**AVAILABLE DATA:**
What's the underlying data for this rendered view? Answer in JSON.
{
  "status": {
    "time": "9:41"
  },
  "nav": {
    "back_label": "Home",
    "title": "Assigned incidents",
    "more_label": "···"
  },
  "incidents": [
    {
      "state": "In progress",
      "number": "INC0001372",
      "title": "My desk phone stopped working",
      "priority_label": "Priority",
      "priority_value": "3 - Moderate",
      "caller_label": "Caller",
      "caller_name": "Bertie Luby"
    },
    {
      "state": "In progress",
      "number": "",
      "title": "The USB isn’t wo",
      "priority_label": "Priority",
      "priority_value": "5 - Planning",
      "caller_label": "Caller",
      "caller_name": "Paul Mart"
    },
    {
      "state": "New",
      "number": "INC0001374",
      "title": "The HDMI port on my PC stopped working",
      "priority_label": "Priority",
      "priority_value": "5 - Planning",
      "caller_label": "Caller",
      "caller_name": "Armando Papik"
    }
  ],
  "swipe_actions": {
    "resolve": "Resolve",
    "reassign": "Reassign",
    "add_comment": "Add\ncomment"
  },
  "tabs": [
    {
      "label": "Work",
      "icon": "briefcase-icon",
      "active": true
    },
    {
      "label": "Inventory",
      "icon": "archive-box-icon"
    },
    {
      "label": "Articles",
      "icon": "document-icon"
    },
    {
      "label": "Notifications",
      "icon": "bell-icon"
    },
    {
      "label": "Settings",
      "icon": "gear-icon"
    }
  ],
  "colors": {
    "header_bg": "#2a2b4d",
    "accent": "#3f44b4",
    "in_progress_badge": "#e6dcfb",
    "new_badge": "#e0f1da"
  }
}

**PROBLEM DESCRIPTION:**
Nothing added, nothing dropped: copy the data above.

**RESULT OF THE EXERCISE:**
What's the underlying data for this rendered view? Answer in JSON.
{
  "status": {
    "time": "9:41"
  },
  "nav": {
    "back_label": "Home",
    "title": "Assigned incidents",
    "more_label": "···"
  },
  "incidents": [
    {
      "state": "In progress",
      "number": "INC0001372",
      "title": "My desk phone stopped working",
      "priority_label": "Priority",
      "priority_value": "3 - Moderate",
      "caller_label": "Caller",
      "caller_name": "Bertie Luby"
    },
    {
      "state": "In progress",
      "number": "",
      "title": "The USB isn’t wo",
      "priority_label": "Priority",
      "priority_value": "5 - Planning",
      "caller_label": "Caller",
      "caller_name": "Paul Mart"
    },
    {
      "state": "New",
      "number": "INC0001374",
      "title": "The HDMI port on my PC stopped working",
      "priority_label": "Priority",
      "priority_value": "5 - Planning",
      "caller_label": "Caller",
      "caller_name": "Armando Papik"
    }
  ],
  "swipe_actions": {
    "resolve": "Resolve",
    "reassign": "Reassign",
    "add_comment": "Add\ncomment"
  },
  "tabs": [
    {
      "label": "Work",
      "icon": "briefcase-icon",
      "active": true
    },
    {
      "label": "Inventory",
      "icon": "archive-box-icon"
    },
    {
      "label": "Articles",
      "icon": "document-icon"
    },
    {
      "label": "Notifications",
      "icon": "bell-icon"
    },
    {
      "label": "Settings",
      "icon": "gear-icon"
    }
  ],
  "colors": {
    "header_bg": "#2a2b4d",
    "accent": "#3f44b4",
    "in_progress_badge": "#e6dcfb",
    "new_badge": "#e0f1da"
  }
}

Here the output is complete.